I’ve gone back to my hive and seen that my queen has been released but what do I need to look for? Out of the thousands of bees that are in your hive, there is only one queen. Going on a hunt for her and trying to spot her is one of the hardest things a beekeeper can try to do. But if you don’t see her, how do you know if your hive is queen right? Eggs!

The queen is the largest bee in the colony coming in at less than an inch in size. She has an elongated abdomen and a smoother thorax. The queen is the most important member of the colony and is key to its survival. Yes a colony can survive without a queen for a while, but if it lacks the reproductive cycle, the hive will dwindle and die.

A young healthy queen will lay 1,000 to 2,000 eggs per day. Without a productive queen, the colony will not build up in population. If you go into your hive and the population just isn’t what it should be or if you do not find eggs, there is a problem with your queen.

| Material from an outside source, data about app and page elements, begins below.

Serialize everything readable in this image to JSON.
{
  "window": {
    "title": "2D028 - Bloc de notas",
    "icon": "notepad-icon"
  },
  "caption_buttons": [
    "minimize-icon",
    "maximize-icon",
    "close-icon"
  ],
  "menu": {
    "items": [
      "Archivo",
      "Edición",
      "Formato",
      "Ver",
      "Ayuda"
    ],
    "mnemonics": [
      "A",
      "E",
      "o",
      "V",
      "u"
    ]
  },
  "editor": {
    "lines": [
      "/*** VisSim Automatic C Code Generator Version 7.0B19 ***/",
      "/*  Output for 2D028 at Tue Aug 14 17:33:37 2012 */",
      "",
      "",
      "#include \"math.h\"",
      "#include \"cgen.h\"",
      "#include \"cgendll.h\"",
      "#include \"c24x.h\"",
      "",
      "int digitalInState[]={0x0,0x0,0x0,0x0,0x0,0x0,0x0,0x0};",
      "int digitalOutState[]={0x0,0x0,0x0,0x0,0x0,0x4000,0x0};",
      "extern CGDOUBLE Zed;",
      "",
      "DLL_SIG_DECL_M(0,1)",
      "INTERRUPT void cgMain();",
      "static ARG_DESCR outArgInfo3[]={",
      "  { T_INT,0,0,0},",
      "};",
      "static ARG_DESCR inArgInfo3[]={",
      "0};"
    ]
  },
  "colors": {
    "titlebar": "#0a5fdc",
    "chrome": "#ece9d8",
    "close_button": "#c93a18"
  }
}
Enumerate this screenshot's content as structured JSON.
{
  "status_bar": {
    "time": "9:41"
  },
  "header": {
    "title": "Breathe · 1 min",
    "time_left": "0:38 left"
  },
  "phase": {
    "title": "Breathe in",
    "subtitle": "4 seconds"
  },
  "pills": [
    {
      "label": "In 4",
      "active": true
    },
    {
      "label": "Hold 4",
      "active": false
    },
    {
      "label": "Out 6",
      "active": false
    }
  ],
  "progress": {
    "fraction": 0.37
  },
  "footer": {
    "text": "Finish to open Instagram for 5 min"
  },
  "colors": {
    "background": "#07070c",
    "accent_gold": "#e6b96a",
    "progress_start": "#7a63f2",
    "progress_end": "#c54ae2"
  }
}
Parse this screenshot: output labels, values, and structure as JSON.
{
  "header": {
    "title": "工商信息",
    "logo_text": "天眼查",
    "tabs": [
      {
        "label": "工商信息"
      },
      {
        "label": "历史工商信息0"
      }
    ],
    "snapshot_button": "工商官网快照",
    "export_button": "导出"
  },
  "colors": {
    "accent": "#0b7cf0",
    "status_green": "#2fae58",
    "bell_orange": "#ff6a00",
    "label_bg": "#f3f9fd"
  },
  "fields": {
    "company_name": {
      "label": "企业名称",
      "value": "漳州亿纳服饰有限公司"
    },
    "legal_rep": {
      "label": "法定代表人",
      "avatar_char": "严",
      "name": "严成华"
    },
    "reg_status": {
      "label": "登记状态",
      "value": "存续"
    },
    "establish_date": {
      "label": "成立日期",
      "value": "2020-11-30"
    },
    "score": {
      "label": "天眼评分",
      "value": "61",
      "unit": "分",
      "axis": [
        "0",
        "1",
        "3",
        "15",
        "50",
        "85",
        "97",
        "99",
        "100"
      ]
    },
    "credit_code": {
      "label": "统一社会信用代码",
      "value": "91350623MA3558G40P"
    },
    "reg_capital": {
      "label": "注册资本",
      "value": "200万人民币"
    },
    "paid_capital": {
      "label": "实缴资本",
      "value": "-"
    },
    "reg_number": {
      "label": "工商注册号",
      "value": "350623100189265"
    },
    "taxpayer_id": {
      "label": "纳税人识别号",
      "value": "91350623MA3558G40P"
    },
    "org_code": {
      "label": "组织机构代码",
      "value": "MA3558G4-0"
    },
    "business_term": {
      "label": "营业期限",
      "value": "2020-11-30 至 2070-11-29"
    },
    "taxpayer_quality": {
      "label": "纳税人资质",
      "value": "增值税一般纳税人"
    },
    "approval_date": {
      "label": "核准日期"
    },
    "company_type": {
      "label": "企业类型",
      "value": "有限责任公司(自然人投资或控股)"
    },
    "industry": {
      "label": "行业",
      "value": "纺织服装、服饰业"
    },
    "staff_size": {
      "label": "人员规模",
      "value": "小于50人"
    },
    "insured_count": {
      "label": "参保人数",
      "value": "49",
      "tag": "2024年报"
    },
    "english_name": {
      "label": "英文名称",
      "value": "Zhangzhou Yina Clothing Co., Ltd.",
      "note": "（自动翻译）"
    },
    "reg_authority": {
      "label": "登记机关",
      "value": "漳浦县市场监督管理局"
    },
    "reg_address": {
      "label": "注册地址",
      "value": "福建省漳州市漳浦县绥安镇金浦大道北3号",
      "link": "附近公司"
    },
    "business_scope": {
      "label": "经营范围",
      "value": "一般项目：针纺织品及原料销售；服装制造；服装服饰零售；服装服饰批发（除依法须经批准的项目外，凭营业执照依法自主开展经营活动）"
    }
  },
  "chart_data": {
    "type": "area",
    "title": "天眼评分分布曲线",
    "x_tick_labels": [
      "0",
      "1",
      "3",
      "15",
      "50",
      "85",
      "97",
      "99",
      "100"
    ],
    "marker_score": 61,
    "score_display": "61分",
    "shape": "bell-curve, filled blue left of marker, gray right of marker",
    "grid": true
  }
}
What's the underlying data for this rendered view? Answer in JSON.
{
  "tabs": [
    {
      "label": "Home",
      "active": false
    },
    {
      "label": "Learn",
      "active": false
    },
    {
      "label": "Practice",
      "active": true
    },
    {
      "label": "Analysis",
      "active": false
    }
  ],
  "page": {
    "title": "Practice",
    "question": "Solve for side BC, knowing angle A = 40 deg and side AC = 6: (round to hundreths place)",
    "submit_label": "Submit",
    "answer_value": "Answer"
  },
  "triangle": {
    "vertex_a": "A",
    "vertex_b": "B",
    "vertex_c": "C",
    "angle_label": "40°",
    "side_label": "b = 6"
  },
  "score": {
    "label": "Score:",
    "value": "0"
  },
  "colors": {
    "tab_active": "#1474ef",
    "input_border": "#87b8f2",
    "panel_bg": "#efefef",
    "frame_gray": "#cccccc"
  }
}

If the queen dies, beekeepers have two options: let the colony requeen themselves or purchase a queen and introduce her to the colony. There are some tremendous risks letting your colony requeen themselves. They will raise out more than one queen and the queens that are born will fight off the other (only one queen per colony) in which both could die. The virgin queen must go on a mating flight that should span a couple of days. If weather restricts the mating flight, she will not be fertile enough. Birds and other predators that enjoy feeding on insects are always a danger. It is best acquiring a queen from a reputable dealer and introducing her to the colony.

After introducing a new queen and we know that the queen has been released, the first thing we check for when working the hive is to find eggs.
Eggs can be tough to see, especially through a veil. They are small, white grains, about the size of rice. A frame is set up so that the brood is centrally located with nectar or pollen stored around the edges. A good frame will show a complete brood cycle (eggs, larva and capped brood).

Never rush when you work your hives. The queen is a delicate insect that could be anywhere throughout the hive, so when working the frames, keep in mind that she might be there as you set it on the ground or mash frames together. Beekeepers must be vigil when working the hive but more often than not, the queen will become old and less fertile, needing to be replaced.

Some additional information to consider when looking for your queen:

  • Do not be discouraged to find a queen cell on the frame. A colony will always build these for emergency situations.

  • Newer queens must get accustomed to laying, therefore, you might temporarily find two eggs to a cell.

  • Feeding the colony will help stimulate the brood process. Use a feeding stimulant like Honey B Healthy to build up and strengthen colony.
It is important knowing that your hive is queen right. Try finding eggs and larva rather than searching for the queen to know that she is alive and properly doing her job. She is delicate and important, so be careful when working your hives.